Server Fault is a question and answer site for system and network administrators. Join them; it only takes a minute:

Sign up
Here's how it works:
  1. Anybody can ask a question
  2. Anybody can answer
  3. The best answers are voted up and rise to the top

I have a quick question about how the read permission works. Does read permission mean I can open the file?

The situation is this: FTP server where I have an account that is not Root. There, files are owned by Root inside a 777 folder that have 604 permission -- so where "public" can "read".

Why can't I open those 604 files?

Does read mean only that you can see if the files exist?
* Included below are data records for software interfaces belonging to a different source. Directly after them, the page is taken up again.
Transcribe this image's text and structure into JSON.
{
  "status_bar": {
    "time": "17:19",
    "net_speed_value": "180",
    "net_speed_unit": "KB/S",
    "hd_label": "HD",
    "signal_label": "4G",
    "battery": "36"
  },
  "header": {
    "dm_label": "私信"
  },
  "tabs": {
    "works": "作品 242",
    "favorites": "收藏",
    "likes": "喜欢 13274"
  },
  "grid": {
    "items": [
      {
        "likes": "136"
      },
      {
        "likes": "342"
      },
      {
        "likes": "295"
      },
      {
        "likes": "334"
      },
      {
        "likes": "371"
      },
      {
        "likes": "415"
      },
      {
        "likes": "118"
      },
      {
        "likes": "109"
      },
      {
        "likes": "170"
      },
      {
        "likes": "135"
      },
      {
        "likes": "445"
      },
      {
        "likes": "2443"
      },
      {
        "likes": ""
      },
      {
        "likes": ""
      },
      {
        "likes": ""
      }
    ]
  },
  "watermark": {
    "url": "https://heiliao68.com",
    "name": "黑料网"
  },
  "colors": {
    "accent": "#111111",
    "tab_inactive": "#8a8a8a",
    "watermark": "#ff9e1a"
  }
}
Just curious if also there's a way to not showing the files at all to non-root users.

share|improve this question
up vote 3 down vote accepted

604 gives no permission to members of the file's group. If your account is a member of that group, it doesn't matter that the last digit is more permissive; you don't have these permissions.

To prevent users from accessing a file's contents, remove the read permission from the file. To hide a file, you can remove a directory's read permission. It can be entered, and files can be accessed and modified (given the correct permissions), but the directory contents will not be available.

share|improve this answer
but I tried to make a test on my server. I created a file with 604 permission owned by root:root. The user user1:users can read the 604 file because "public" have read permission – Sandro Antonucci Jan 22 '12 at 18:12
@SandroAntonucci You didn't mention the file group in your question, so I had to assume. What's the error message when you try to open? – Daniel Beck Jan 22 '12 at 18:14
you are right sorry, I didn't get your answer right and I didn't notice the group. I'm in the same group as the 604 files so that makes sense now. Isn't "stupid" giving access to public but not to an user in the same group? – Sandro Antonucci Jan 22 '12 at 18:24
@SandroAntonucci On some Unixes, users are not able to change their group membership (i.e. leave a group). That makes it easy to create e.g. a quarantine group. There's a reason the octal digits in a file permission are usually descending. Also, it's easier if you think of owner/group/other, instead of owner/group/public. – Daniel Beck Jan 22 '12 at 18:35

Your Answer


By posting your answer, you agree to the privacy policy and terms of service.

Not the answer you're looking for? Browse other questions tagged or ask your own question.